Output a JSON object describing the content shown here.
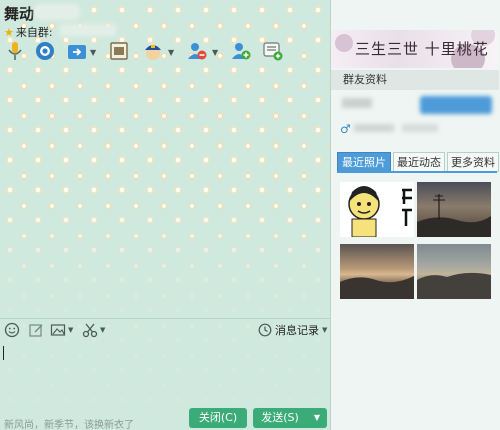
{
  "window": {
    "title": "舞动",
    "group_label": "来自群:",
    "controls": [
      "▾",
      "—",
      "☐",
      "✕"
    ]
  },
  "toolbar": {
    "icons": [
      "voice-icon",
      "video-icon",
      "file-transfer-icon",
      "app-window-icon",
      "police-icon",
      "remove-user-icon",
      "add-user-icon",
      "group-message-icon"
    ]
  },
  "right_panel": {
    "banner_text": "三生三世 十里桃花",
    "section_title": "群友资料",
    "tabs": [
      "最近照片",
      "最近动态",
      "更多资料"
    ],
    "active_tab": "最近照片"
  },
  "input_toolbar": {
    "icons": [
      "emoji-icon",
      "edit-icon",
      "image-icon",
      "scissors-icon"
    ],
    "history_label": "消息记录"
  },
  "footer": {
    "tip_text": "新风尚，新季节，该换新衣了",
    "close_button": "关闭(C)",
    "send_button": "发送(S)"
  },
  "colors": {
    "accent": "#4d9bd8",
    "button_green": "#3bab78",
    "chat_bg": "#cfe9df"
  }
}
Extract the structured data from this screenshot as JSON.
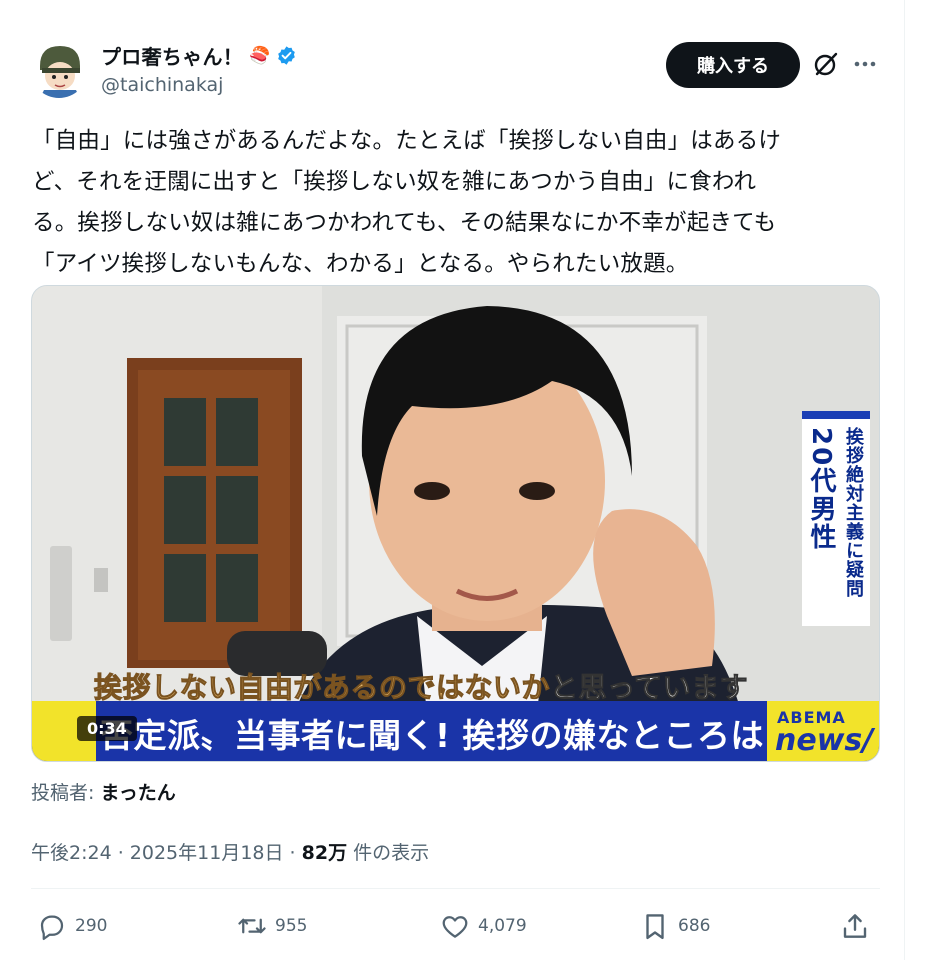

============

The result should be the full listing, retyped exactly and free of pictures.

Output a JSON object describing the content shown here.
{
  "window": {
    "title": "舞动",
    "group_label": "来自群:",
    "controls": [
      "▾",
      "—",
      "☐",
      "✕"
    ]
  },
  "toolbar": {
    "icons": [
      "voice-icon",
      "video-icon",
      "file-transfer-icon",
      "app-window-icon",
      "police-icon",
      "remove-user-icon",
      "add-user-icon",
      "group-message-icon"
    ]
  },
  "right_panel": {
    "banner_text": "三生三世 十里桃花",
    "section_title": "群友资料",
    "tabs": [
      "最近照片",
      "最近动态",
      "更多资料"
    ],
    "active_tab": "最近照片"
  },
  "input_toolbar": {
    "icons": [
      "emoji-icon",
      "edit-icon",
      "image-icon",
      "scissors-icon"
    ],
    "history_label": "消息记录"
  },
  "footer": {
    "tip_text": "新风尚，新季节，该换新衣了",
    "close_button": "关闭(C)",
    "send_button": "发送(S)"
  },
  "colors": {
    "accent": "#4d9bd8",
    "button_green": "#3bab78",
    "chat_bg": "#cfe9df"
  }
}
Extract the structured data from this screenshot as JSON.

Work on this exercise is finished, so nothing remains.